:: PROBLEM REQUIREMENTS ::
The answer is to be all of the data below, reproduced exactly.

==== MATERIAL TO PROCESS

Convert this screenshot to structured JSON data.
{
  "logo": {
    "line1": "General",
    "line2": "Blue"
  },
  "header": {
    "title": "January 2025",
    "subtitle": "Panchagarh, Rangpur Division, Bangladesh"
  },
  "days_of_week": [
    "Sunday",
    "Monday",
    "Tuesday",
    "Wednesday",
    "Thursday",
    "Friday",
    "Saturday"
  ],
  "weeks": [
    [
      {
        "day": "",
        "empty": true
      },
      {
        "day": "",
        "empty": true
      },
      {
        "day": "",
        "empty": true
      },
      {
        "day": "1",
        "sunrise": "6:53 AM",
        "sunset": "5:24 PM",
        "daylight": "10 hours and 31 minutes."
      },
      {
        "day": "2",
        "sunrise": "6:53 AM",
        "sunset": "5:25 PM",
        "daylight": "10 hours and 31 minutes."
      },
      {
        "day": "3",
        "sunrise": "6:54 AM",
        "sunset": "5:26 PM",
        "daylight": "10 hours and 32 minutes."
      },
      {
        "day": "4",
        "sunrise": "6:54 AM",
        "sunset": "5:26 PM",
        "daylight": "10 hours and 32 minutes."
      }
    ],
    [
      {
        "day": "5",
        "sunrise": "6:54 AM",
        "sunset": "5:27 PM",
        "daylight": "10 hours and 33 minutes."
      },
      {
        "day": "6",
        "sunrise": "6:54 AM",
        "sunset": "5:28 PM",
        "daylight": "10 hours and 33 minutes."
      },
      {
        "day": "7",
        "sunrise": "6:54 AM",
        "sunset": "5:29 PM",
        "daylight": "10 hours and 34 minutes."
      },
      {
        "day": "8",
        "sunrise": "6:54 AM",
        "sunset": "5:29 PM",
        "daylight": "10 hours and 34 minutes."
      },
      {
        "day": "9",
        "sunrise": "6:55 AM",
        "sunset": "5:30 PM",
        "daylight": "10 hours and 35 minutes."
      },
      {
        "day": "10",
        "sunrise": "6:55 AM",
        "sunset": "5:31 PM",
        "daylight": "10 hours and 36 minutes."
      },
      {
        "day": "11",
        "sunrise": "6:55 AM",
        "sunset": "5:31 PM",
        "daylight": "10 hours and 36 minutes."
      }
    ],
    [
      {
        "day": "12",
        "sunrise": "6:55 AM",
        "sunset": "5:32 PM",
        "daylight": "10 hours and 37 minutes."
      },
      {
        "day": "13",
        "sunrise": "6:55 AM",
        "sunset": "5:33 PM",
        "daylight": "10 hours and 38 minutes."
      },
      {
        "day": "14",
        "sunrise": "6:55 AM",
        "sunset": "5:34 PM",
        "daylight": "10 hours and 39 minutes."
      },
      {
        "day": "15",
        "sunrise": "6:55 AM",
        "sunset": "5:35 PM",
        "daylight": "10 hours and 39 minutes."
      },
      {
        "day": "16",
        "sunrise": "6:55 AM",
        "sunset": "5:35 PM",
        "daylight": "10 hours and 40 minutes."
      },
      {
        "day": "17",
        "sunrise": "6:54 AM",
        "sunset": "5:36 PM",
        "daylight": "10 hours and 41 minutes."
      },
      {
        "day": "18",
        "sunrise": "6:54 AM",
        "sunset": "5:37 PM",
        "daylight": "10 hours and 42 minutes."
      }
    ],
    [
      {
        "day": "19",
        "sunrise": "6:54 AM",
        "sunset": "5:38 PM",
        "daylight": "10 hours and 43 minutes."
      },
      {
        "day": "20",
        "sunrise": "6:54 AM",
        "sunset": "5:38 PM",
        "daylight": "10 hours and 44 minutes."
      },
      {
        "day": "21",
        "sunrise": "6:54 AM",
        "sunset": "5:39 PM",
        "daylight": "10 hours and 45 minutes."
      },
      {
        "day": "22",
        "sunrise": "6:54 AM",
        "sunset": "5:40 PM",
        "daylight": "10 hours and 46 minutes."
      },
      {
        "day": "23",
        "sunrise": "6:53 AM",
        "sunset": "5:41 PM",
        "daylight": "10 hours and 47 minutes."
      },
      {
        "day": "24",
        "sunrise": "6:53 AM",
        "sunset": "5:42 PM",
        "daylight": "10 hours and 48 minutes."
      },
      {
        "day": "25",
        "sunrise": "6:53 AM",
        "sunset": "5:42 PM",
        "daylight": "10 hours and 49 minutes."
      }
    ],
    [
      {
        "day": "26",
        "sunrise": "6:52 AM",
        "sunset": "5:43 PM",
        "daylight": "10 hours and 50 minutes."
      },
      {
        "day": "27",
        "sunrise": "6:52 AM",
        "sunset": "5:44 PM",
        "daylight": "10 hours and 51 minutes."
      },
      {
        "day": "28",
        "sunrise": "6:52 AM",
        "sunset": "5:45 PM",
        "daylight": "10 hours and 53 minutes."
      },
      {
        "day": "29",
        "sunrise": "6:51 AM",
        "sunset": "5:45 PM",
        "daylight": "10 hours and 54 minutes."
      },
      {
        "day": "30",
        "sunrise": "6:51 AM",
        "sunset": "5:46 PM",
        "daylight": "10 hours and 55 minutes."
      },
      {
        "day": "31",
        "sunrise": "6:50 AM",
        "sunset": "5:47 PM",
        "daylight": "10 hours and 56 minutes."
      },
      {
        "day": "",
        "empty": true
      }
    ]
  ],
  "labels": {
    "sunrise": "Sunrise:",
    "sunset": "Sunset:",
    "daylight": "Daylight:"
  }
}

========

:: RESPONSE ::
Convert this screenshot to structured JSON data.
{
  "logo": {
    "line1": "General",
    "line2": "Blue"
  },
  "header": {
    "title": "January 2025",
    "subtitle": "Panchagarh, Rangpur Division, Bangladesh"
  },
  "days_of_week": [
    "Sunday",
    "Monday",
    "Tuesday",
    "Wednesday",
    "Thursday",
    "Friday",
    "Saturday"
  ],
  "weeks": [
    [
      {
        "day": "",
        "empty": true
      },
      {
        "day": "",
        "empty": true
      },
      {
        "day": "",
        "empty": true
      },
      {
        "day": "1",
        "sunrise": "6:53 AM",
        "sunset": "5:24 PM",
        "daylight": "10 hours and 31 minutes."
      },
      {
        "day": "2",
        "sunrise": "6:53 AM",
        "sunset": "5:25 PM",
        "daylight": "10 hours and 31 minutes."
      },
      {
        "day": "3",
        "sunrise": "6:54 AM",
        "sunset": "5:26 PM",
        "daylight": "10 hours and 32 minutes."
      },
      {
        "day": "4",
        "sunrise": "6:54 AM",
        "sunset": "5:26 PM",
        "daylight": "10 hours and 32 minutes."
      }
    ],
    [
      {
        "day": "5",
        "sunrise": "6:54 AM",
        "sunset": "5:27 PM",
        "daylight": "10 hours and 33 minutes."
      },
      {
        "day": "6",
        "sunrise": "6:54 AM",
        "sunset": "5:28 PM",
        "daylight": "10 hours and 33 minutes."
      },
      {
        "day": "7",
        "sunrise": "6:54 AM",
        "sunset": "5:29 PM",
        "daylight": "10 hours and 34 minutes."
      },
      {
        "day": "8",
        "sunrise": "6:54 AM",
        "sunset": "5:29 PM",
        "daylight": "10 hours and 34 minutes."
      },
      {
        "day": "9",
        "sunrise": "6:55 AM",
        "sunset": "5:30 PM",
        "daylight": "10 hours and 35 minutes."
      },
      {
        "day": "10",
        "sunrise": "6:55 AM",
        "sunset": "5:31 PM",
        "daylight": "10 hours and 36 minutes."
      },
      {
        "day": "11",
        "sunrise": "6:55 AM",
        "sunset": "5:31 PM",
        "daylight": "10 hours and 36 minutes."
      }
    ],
    [
      {
        "day": "12",
        "sunrise": "6:55 AM",
        "sunset": "5:32 PM",
        "daylight": "10 hours and 37 minutes."
      },
      {
        "day": "13",
        "sunrise": "6:55 AM",
        "sunset": "5:33 PM",
        "daylight": "10 hours and 38 minutes."
      },
      {
        "day": "14",
        "sunrise": "6:55 AM",
        "sunset": "5:34 PM",
        "daylight": "10 hours and 39 minutes."
      },
      {
        "day": "15",
        "sunrise": "6:55 AM",
        "sunset": "5:35 PM",
        "daylight": "10 hours and 39 minutes."
      },
      {
        "day": "16",
        "sunrise": "6:55 AM",
        "sunset": "5:35 PM",
        "daylight": "10 hours and 40 minutes."
      },
      {
        "day": "17",
        "sunrise": "6:54 AM",
        "sunset": "5:36 PM",
        "daylight": "10 hours and 41 minutes."
      },
      {
        "day": "18",
        "sunrise": "6:54 AM",
        "sunset": "5:37 PM",
        "daylight": "10 hours and 42 minutes."
      }
    ],
    [
      {
        "day": "19",
        "sunrise": "6:54 AM",
        "sunset": "5:38 PM",
        "daylight": "10 hours and 43 minutes."
      },
      {
        "day": "20",
        "sunrise": "6:54 AM",
        "sunset": "5:38 PM",
        "daylight": "10 hours and 44 minutes."
      },
      {
        "day": "21",
        "sunrise": "6:54 AM",
        "sunset": "5:39 PM",
        "daylight": "10 hours and 45 minutes."
      },
      {
        "day": "22",
        "sunrise": "6:54 AM",
        "sunset": "5:40 PM",
        "daylight": "10 hours and 46 minutes."
      },
      {
        "day": "23",
        "sunrise": "6:53 AM",
        "sunset": "5:41 PM",
        "daylight": "10 hours and 47 minutes."
      },
      {
        "day": "24",
        "sunrise": "6:53 AM",
        "sunset": "5:42 PM",
        "daylight": "10 hours and 48 minutes."
      },
      {
        "day": "25",
        "sunrise": "6:53 AM",
        "sunset": "5:42 PM",
        "daylight": "10 hours and 49 minutes."
      }
    ],
    [
      {
        "day": "26",
        "sunrise": "6:52 AM",
        "sunset": "5:43 PM",
        "daylight": "10 hours and 50 minutes."
      },
      {
        "day": "27",
        "sunrise": "6:52 AM",
        "sunset": "5:44 PM",
        "daylight": "10 hours and 51 minutes."
      },
      {
        "day": "28",
        "sunrise": "6:52 AM",
        "sunset": "5:45 PM",
        "daylight": "10 hours and 53 minutes."
      },
      {
        "day": "29",
        "sunrise": "6:51 AM",
        "sunset": "5:45 PM",
        "daylight": "10 hours and 54 minutes."
      },
      {
        "day": "30",
        "sunrise": "6:51 AM",
        "sunset": "5:46 PM",
        "daylight": "10 hours and 55 minutes."
      },
      {
        "day": "31",
        "sunrise": "6:50 AM",
        "sunset": "5:47 PM",
        "daylight": "10 hours and 56 minutes."
      },
      {
        "day": "",
        "empty": true
      }
    ]
  ],
  "labels": {
    "sunrise": "Sunrise:",
    "sunset": "Sunset:",
    "daylight": "Daylight:"
  }
}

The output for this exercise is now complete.